Maurice Ravel's famous orchestral piece Bolero (one of my favorite compositions) is named after a genre of Spanish dance, particularly played in 3/4 time. The word for that has been in use since the 1780s, and unsurprisingly comes from Spanish. This comes from the earlier word bola, meaning "ball"; it's thought that the connection was a shared whirling motion. Bola traces to the Latin word bulla, which was used in reference to round things like a "bubble" or "knob". Possibly through Gaulish, that ultimately derives from the Proto-Indo-European root bhel, meaning "to swell". If you were wondering, bhel is also the source of the English word ball, as well as a myriad of other swelling-related words, such as balloon, boulder, bull, and bowl. Today, bolero makes up just under 0.00001% of all words used in the English language.
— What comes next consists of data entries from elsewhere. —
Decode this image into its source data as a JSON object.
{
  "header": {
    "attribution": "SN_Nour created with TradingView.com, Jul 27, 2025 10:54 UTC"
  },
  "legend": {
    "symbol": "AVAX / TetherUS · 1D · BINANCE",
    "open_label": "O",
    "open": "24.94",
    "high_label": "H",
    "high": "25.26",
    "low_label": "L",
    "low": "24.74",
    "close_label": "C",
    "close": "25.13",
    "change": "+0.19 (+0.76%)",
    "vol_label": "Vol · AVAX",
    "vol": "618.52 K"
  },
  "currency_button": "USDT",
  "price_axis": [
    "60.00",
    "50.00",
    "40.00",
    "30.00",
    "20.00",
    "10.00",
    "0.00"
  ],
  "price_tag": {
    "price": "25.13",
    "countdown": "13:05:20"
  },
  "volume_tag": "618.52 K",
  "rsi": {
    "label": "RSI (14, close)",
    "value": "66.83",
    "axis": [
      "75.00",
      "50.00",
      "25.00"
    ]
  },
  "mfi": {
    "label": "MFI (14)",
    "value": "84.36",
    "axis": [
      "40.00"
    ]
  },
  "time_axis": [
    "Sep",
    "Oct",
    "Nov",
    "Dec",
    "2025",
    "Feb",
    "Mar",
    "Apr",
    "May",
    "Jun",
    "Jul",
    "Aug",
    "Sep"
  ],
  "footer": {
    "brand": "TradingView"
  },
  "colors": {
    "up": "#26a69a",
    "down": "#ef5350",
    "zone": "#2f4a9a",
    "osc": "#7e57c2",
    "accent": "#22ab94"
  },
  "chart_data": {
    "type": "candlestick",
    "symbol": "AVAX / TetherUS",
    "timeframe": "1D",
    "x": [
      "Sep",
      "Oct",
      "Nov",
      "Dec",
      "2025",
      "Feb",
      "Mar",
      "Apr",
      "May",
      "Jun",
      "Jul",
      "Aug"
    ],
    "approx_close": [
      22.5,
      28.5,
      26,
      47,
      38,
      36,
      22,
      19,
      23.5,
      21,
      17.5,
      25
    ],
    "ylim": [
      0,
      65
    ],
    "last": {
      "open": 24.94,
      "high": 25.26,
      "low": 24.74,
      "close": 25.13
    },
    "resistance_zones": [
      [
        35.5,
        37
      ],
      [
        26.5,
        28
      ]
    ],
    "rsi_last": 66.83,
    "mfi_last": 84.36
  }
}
Hello! I'm Adam Aleksic, a rising junior studying government and linguistics at Harvard University, where I co-founded the Harvard Undergraduate Linguistics Society. In addition to etymology, I also really enjoy trivia, politics, vexillology, geography, board games, conlanging, art history, and law.